This course is offered as a co-requisite for student participation in a weekly community service opportunity on the Lower East Side. Students will provide after-school tutoring for middle school youth at the Houston St.Center, one program of University Settlement. The accompanying course will offer broad and general content related to students' service experiences. Emphasis will be placed on understanding the individuals with whom they are working and the contexts in which they live and learn. The course will touch on the fundamentals of engaging individuals in a helping situation; theories related to individual development; implications of race, ethnicity, culture and immigration; impacts of multiple social contexts: the family, peers, school, social agencies and community; understanding the effects of social oppression on people's lives: poverty, racism, sexism, classism, etc.
This 2 credit course complements a volunteer experience with Holocaust survivors. Students will conduct weekly visits with a Survivor and will have the opportunity to learn about the Holocaust and its impact on public life today and reflect on the experience of working with survivors. The weekly hour-long class will explore the social, psychological and historical effects of the Holocaust on the lives of survivors as well as the impact of the Holocaust on life in the United States.
This weekly one-hour course is offered as a co-requisite for student participation in a weekly community service opportunity with refugees. Emphasis will be placed on students. understanding of the individuals with whom they are working and the contexts in which they live and learn. Students will learn about immigration and resettling refugees. The course will touch on the fundamentals of engaging individuals in a helping situation; theories related to individual development; implications of race, ethnicity, culture and immigration; impacts of multiple social contexts: the family, peers, school, social agencies and community; understanding the effects of social oppression on people's lives: poverty, racism, sexism, classism, etc. Students will be expected to do journal writing and will have opportunities in class to share their experience. As part of their community service they will provide academic coaching and mentoring for refugees from such nations as Honduras, Yemen, Bangladesh, Moldova, Uganda, and Sudan for a minimum of two hours weekly at Brooklyn International High School. Times to be arranged by the school in conjunction with NYU students' schedules. Some students volunteer in classes and some in the after school lab.

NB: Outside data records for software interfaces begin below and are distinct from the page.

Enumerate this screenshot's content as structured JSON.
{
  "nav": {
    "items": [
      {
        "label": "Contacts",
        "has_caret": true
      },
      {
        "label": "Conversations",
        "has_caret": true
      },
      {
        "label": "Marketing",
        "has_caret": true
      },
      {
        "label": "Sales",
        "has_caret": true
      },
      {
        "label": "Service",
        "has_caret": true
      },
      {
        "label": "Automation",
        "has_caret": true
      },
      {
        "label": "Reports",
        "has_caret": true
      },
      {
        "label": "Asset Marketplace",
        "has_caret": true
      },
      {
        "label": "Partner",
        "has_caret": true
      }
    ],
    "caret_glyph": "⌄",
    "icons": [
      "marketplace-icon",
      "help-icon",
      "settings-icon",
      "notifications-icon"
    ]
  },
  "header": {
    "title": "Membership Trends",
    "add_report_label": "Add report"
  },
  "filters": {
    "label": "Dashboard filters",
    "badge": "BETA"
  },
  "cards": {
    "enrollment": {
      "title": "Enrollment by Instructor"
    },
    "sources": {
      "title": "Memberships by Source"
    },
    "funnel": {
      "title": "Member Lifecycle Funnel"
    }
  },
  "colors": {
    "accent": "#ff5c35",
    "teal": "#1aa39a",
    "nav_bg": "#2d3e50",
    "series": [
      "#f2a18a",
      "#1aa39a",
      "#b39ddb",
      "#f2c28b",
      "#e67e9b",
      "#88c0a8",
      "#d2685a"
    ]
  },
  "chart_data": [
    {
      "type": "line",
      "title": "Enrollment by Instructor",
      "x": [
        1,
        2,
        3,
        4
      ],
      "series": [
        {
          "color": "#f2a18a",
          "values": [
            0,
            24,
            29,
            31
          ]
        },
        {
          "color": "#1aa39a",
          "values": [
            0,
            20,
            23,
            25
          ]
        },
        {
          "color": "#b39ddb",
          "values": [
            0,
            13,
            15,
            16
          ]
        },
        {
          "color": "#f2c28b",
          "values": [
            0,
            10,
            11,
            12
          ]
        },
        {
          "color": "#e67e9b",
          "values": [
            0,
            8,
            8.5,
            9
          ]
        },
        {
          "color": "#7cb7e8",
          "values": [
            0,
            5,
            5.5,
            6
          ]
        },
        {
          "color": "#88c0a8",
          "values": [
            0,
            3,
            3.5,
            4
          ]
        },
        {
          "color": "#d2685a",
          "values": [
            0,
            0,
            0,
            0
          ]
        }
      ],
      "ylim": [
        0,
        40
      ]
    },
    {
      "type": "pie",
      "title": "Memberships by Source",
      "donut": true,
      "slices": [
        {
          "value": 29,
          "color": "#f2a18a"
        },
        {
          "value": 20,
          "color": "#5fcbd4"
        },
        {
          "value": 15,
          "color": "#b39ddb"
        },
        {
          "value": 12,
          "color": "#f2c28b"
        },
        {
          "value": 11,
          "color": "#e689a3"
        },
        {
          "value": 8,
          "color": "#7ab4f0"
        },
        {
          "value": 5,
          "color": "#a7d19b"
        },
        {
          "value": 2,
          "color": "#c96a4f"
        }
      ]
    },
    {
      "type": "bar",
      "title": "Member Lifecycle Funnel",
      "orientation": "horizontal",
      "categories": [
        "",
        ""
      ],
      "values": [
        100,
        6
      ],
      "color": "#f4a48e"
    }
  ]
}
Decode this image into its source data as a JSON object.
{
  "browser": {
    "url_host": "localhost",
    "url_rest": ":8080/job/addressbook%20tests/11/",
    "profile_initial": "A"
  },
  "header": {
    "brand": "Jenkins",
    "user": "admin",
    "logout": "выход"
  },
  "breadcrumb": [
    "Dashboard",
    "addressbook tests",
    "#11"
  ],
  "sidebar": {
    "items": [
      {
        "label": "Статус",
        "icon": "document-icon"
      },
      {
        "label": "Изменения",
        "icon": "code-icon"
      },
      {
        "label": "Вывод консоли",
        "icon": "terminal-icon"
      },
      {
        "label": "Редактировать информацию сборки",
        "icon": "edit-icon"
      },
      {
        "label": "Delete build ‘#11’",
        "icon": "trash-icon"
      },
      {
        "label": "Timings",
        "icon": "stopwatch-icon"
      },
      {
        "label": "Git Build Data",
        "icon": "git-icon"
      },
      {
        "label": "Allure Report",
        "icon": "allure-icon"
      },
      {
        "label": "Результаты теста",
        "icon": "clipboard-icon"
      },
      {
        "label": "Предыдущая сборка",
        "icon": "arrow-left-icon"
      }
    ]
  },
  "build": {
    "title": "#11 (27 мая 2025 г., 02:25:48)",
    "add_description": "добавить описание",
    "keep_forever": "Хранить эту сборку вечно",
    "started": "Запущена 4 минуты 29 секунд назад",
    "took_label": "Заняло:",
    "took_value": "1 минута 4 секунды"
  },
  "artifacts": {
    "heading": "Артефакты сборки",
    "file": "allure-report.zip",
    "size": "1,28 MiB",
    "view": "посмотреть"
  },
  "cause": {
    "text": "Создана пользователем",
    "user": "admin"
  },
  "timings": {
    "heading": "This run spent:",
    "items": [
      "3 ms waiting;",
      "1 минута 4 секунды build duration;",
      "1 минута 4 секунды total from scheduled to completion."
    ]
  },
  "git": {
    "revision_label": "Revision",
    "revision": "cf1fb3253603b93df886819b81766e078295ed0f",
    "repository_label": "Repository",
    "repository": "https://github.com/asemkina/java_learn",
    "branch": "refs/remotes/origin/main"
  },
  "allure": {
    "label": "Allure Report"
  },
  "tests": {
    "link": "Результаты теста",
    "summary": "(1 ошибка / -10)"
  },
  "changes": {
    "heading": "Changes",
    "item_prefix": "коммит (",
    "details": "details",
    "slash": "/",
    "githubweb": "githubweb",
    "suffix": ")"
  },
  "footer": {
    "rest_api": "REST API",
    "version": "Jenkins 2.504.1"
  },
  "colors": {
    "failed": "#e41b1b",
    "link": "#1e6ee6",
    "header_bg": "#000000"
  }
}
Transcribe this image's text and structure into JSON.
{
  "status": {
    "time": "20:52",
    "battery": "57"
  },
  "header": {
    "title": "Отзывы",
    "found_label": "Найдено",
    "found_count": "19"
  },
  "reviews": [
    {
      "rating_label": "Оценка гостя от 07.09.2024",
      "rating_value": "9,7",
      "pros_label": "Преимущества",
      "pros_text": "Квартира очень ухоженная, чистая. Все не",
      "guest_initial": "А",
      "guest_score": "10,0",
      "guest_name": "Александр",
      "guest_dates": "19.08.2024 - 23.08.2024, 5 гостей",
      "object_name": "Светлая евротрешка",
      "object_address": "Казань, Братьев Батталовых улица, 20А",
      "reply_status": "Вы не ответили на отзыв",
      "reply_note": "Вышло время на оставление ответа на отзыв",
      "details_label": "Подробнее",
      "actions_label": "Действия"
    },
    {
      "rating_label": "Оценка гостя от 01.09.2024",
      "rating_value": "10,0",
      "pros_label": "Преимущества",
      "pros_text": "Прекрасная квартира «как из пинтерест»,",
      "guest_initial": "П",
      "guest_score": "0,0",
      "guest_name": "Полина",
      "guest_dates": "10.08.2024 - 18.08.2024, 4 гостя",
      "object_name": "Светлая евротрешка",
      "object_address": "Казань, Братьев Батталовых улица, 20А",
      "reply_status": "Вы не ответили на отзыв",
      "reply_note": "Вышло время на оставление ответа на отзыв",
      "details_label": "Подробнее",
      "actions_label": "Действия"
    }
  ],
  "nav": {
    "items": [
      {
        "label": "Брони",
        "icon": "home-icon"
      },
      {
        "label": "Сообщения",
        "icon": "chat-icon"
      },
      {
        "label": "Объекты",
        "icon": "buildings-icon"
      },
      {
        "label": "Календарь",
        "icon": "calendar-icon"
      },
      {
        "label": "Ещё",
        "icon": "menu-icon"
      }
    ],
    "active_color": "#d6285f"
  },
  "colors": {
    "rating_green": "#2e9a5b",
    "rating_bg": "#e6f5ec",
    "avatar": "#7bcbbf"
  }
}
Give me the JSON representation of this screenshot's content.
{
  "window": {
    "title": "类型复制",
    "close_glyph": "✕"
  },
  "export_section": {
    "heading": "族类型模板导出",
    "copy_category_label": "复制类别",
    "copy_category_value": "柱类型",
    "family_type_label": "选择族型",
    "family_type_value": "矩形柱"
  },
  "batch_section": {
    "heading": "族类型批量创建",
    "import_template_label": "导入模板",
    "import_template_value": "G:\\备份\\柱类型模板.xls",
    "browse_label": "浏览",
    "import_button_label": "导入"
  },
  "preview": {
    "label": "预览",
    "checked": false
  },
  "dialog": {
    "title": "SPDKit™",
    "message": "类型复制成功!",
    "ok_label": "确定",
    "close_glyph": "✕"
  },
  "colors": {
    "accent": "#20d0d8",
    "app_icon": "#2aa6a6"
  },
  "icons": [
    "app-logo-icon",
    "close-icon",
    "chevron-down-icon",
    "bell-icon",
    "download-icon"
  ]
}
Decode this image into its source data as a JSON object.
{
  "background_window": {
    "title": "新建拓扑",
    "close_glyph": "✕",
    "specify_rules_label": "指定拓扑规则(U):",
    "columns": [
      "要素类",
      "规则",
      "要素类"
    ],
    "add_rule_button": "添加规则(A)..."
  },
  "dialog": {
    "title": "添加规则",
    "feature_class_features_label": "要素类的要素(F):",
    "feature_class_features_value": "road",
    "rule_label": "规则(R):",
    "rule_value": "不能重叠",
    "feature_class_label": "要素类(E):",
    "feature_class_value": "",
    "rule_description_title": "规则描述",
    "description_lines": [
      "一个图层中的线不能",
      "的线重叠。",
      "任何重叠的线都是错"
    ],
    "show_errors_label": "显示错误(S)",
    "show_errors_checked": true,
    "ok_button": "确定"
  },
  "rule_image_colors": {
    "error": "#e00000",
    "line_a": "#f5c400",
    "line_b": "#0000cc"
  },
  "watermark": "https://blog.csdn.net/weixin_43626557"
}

Students enrolled in the Food Insecurity service learning course will intern with the New York City Coalition Against Hunger (NYCCAH) for approximately 3-5 hours a week and attend a weekly seminar. This course will focus on providing sustainable services to combat food insecurity in New York City's children and families. Students will learn and engage in the following:
- The concept and history of food insecurity
- How food insecurity is measured and why
- Formal and informal sources of support for those in need
- Volunteerism and helping those in need access support
- The logistics and procedures around SNAP and how to engage members of the community around support for SNAP and facilitating enrollment
- Food insecurity and food policies and politics
Some of our greatest change-makers have been spiritual leaders, including Martin Luther King Jr., Dalai Lama, and Mother Teresa. What is it about faith and spirituality that motivates people to radically change their communities for the better? Join us as we explore the intersection of service, justice and spirituality through discussion, critical thinking, and “on the ground” community volunteering.
In this Service Learning course, students will gain an understanding of Alzheimer’s disease through a semester-long, one on one relationship with a person in the early stages of the disease. Students will meet with the person they are matched with once a week in their home for a couple of hours of conversation, or a walk, a trip to a museum or any other activity that is planned together. A one-hour weekly classroom component will augment the volunteer experience by providing the content to inform the students about issues of aging and dementia from a medical, psychosocial and public policy standpoint.